Research & Centers

Lessons Learned from Implementation and Research of Adult College Completion in Four States

The Rutgers/NAWB team’s efforts since 2010 to implement and conduct research on adult college completion in Mississippi, Pennsylvania, Indiana and Oklahoma have afforded us many “lessons learned” regarding what makes for a successful initiative. These lessons include: 

Federal and State Policy Supports

Local Policy Supports

Implementation

Partnership and Stakeholder

Strengthening Ties with Higher Education: Its Importance for Workforce Centers

A strong ACC program necessitates robust relationships between workforce centers and their higher education partners, community colleges and four-year colleges. The two systems share many mutual interests and have common goals. 

Strengthening the ties between workforce development and higher education can serve multiple functions for both systems. A closer working relationship can significantly improve:

Adult College Completion Terminology

Degree:A degree is a combination of technical skills with general education, and usually includes an additional element of social sciences education (Associate’s, Bachelor’s, Masters’, and Ph.D.).

Credential:A credential can be given for completion of one class, or a set of classes, streamlined to quickly enhance job skills.

CWW Research Capacity

As part of its diverse agenda, the Center for Women and Work (CWW) conducts cutting-edge research relevant to gender, workplace policies, education, career development, women’s leadership and advancement, work-life integration, and other issues of importance to New Jersey’s and the nation’s working families. 

See below for a summary of the research we perform at CWW.  For further information, please contact our Research Director, Danielle Lindemann, at djlind@work.rutgers.edu.  

Working with Adult Learners: The Importance of Educational Background

 WIA has been criticized for failing to link its training to meaningful careers for its clients, and for not offering counseling that determines whether a client’s training is a good match, gauges his or her training progress, and prevents clients from picking substandard, even fraudulent schools, and incurring debt.

Seven Key Steps Useful for Enhancing Degree Completion through Workforce Centers

Rutgers has made a strong case arguing that workforce centers can play a critical role in degree completion efforts.

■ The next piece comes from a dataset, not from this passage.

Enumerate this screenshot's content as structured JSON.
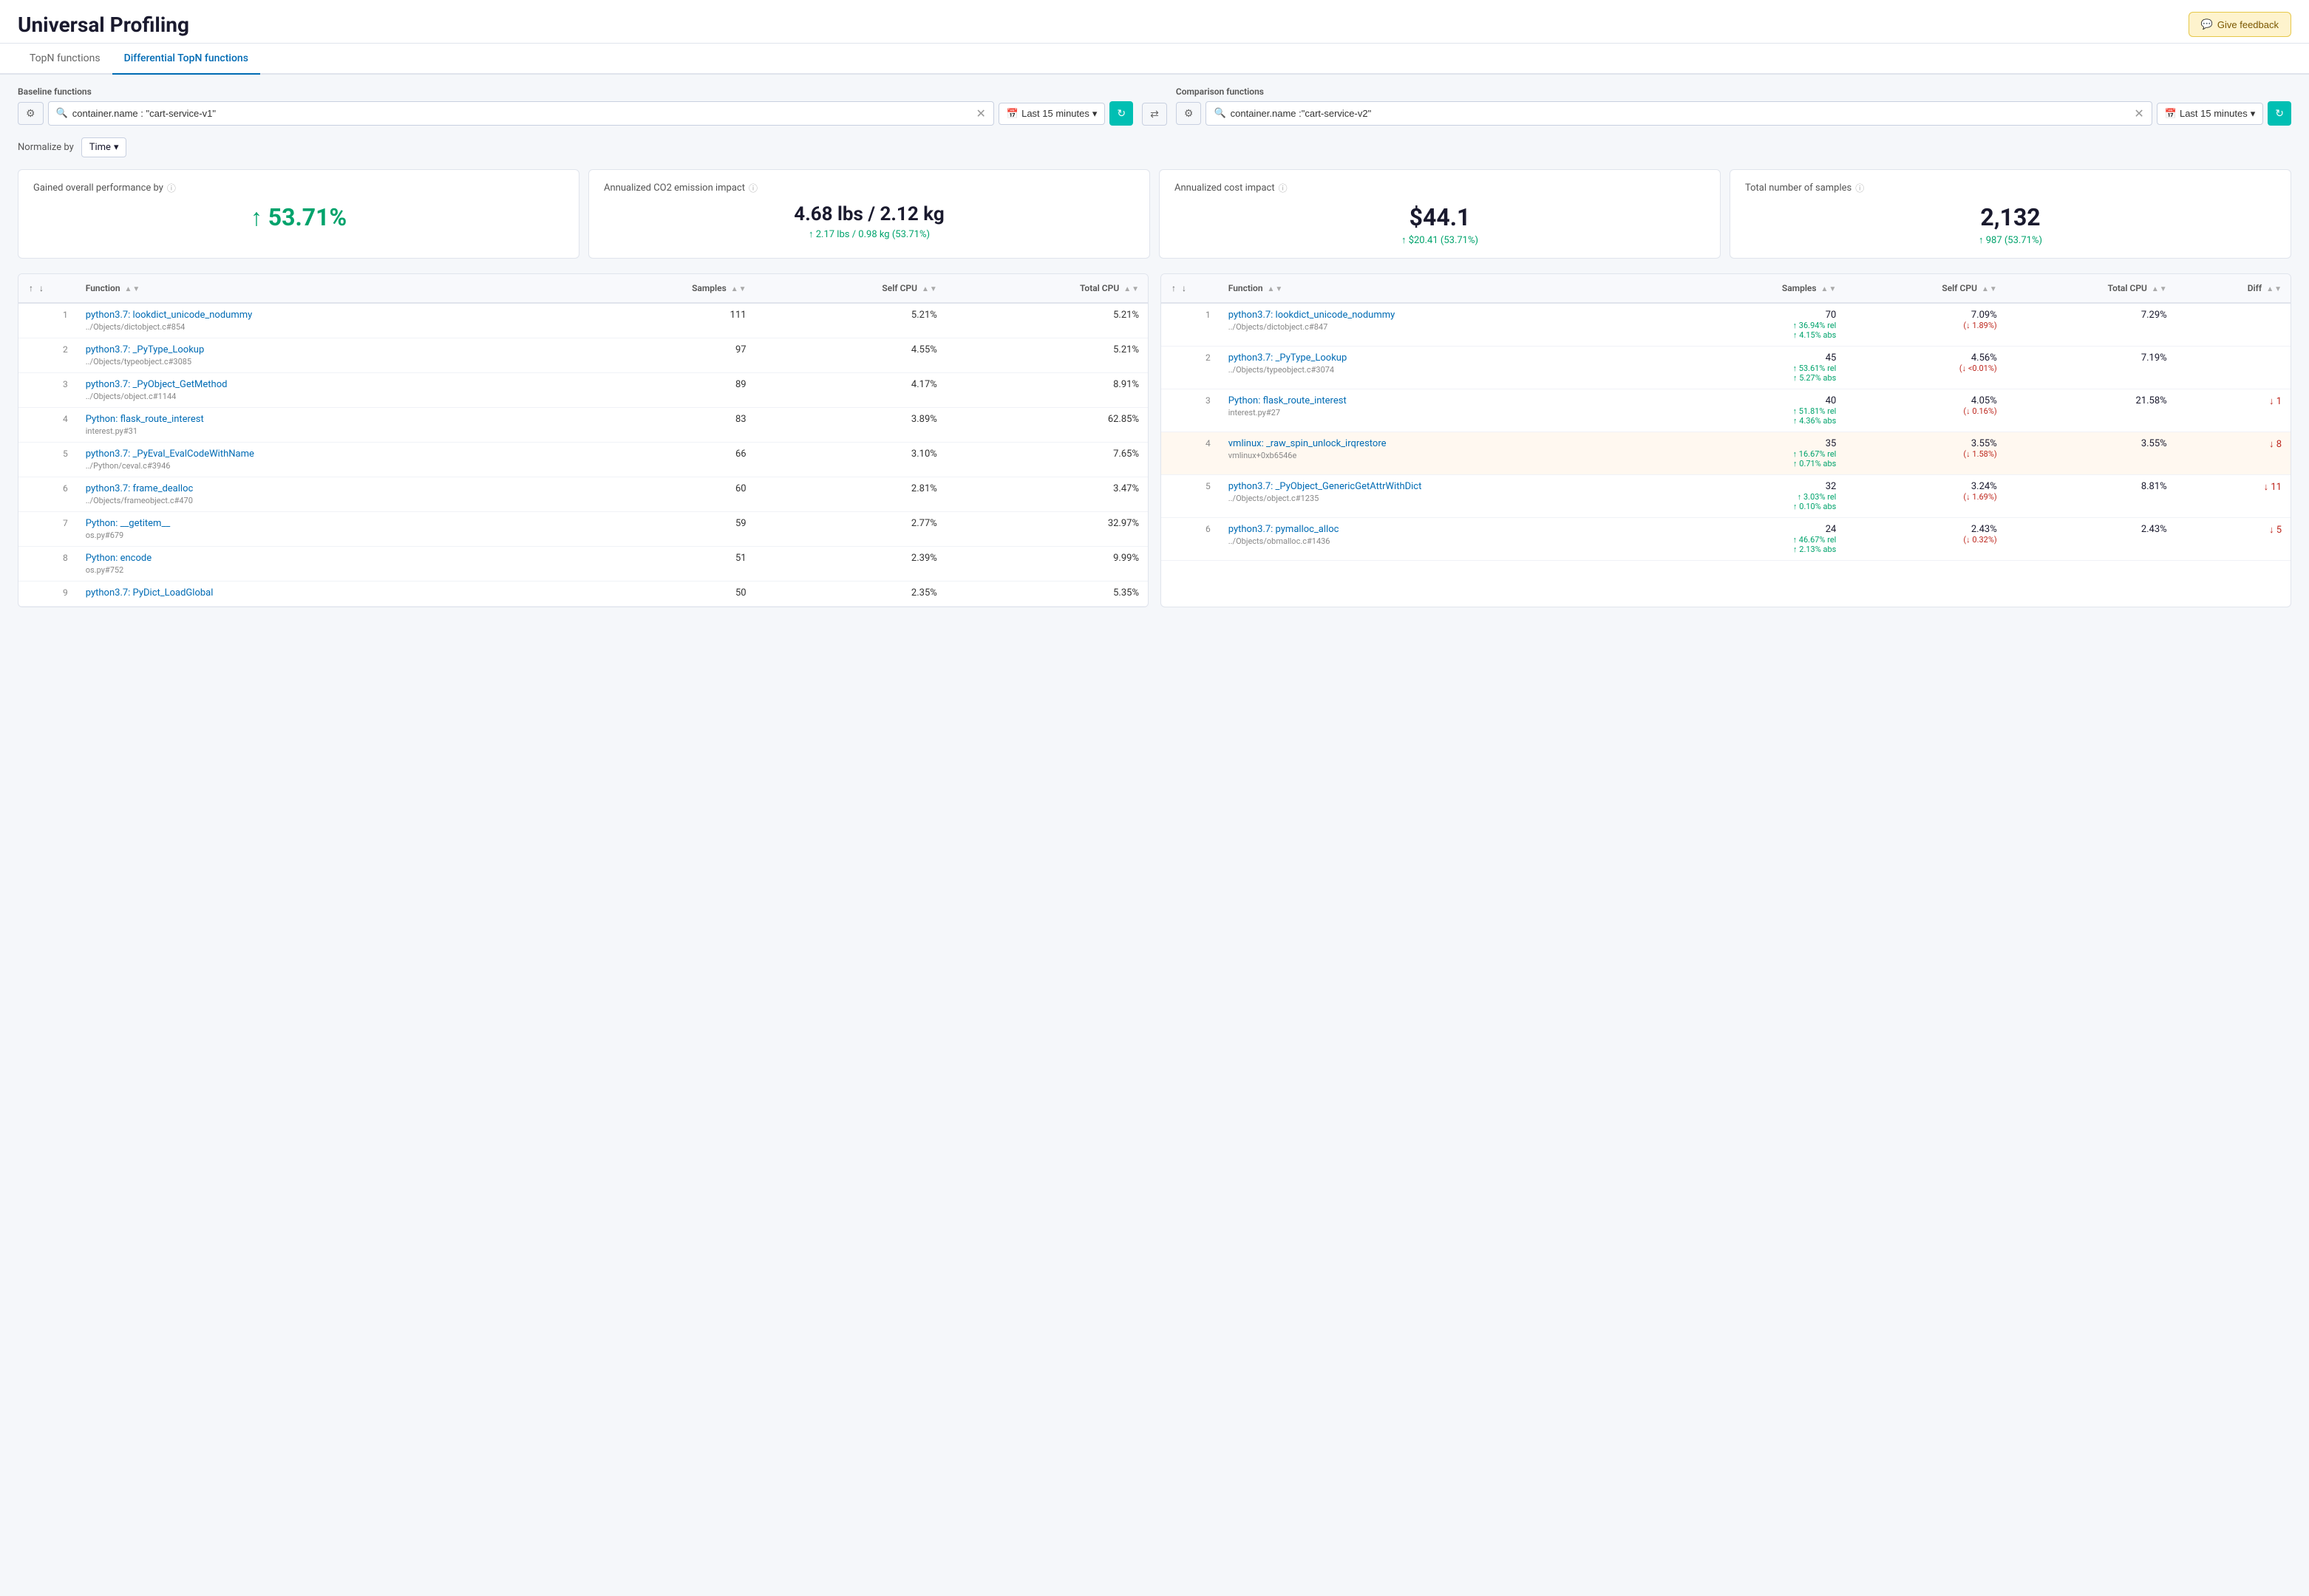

Enhancing and increasing these efforts takes only seven steps:

Why Degree Completion? Its Importance for Workforce Centers

Although often overlooked as a first line of support when matching workers with jobs, the case for degree completion is strong. Degree completion is:
 

Welcome to the Adult College Completion Portal!

Rutgers Education and Employment Research Center (EERC) and the National Association of Workforce Boards (NAWB) have worked since 2010 to implement the Adult College Completion Initiative (ACC) for adult learners. The overarching goal of this initiative is to shift policies and practices within states’ workforce development systems towards promoting college completion as a short-term training option for clients. A parallel goal is to conduct research to determine what difference adult college completion makes for both client and performance outcomes in the workforce system.

Workforce Online Learning Industry Portal (WOLIP)

In an effort to tailor and coordinate specific online training needs within and across states, the U. S. Department of Labor (USDOL), Employment and Training Administration awarded grants in 2008 to Colorado, Maine, Mississippi and Pennsylvania to pilot a demonstration project called the Collaborative Online Workforce Education and Training Portal. This demonstration project was evaluated by the CWW. Important findings on online learning, the Great Recession, gender and workforce development, and the value of a portal emerged.